§ Exercise: Pick out each line with the word "shared" from the material that follows.

§ Dataset records:
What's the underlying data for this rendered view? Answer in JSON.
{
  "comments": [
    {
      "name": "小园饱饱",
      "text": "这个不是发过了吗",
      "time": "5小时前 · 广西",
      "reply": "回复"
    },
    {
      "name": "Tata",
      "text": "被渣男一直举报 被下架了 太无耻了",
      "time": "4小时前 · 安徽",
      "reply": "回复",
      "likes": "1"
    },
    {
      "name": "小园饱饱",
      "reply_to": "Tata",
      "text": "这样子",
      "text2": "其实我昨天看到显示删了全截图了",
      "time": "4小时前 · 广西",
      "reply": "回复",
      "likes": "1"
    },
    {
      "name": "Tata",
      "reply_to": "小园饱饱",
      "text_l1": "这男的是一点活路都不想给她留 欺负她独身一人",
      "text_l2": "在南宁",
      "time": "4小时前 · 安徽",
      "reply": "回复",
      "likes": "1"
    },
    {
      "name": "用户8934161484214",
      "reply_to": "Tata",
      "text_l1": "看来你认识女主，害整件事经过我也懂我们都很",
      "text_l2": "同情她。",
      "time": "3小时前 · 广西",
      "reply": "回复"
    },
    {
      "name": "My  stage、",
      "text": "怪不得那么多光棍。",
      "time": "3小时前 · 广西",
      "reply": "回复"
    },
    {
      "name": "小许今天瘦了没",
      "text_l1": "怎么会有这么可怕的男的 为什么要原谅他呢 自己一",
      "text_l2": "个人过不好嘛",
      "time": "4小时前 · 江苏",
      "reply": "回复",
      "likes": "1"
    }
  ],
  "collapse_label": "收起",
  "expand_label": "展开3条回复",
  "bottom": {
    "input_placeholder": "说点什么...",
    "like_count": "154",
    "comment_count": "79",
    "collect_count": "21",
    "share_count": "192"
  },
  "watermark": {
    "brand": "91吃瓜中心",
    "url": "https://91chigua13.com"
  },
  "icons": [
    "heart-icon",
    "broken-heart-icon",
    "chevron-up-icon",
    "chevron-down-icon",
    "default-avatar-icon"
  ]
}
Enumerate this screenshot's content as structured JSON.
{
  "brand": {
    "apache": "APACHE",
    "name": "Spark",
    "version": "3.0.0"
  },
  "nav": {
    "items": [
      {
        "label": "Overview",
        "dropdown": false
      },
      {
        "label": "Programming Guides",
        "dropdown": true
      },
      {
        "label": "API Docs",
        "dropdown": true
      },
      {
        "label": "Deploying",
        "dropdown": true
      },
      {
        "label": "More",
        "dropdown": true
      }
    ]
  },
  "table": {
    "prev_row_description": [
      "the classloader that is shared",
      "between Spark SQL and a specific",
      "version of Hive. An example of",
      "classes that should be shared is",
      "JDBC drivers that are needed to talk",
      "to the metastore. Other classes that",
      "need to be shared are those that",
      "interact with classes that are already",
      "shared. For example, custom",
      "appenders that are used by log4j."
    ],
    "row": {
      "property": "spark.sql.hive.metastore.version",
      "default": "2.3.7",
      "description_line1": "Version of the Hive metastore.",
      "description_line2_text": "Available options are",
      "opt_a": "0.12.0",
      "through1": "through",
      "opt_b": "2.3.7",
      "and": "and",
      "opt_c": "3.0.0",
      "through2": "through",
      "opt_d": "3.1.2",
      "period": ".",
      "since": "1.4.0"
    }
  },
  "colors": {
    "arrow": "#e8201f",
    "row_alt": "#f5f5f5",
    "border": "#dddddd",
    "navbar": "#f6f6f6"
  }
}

§ Expected answer:
      "the classloader that is shared",
      "classes that should be shared is",
      "need to be shared are those that",
      "shared. For example, custom",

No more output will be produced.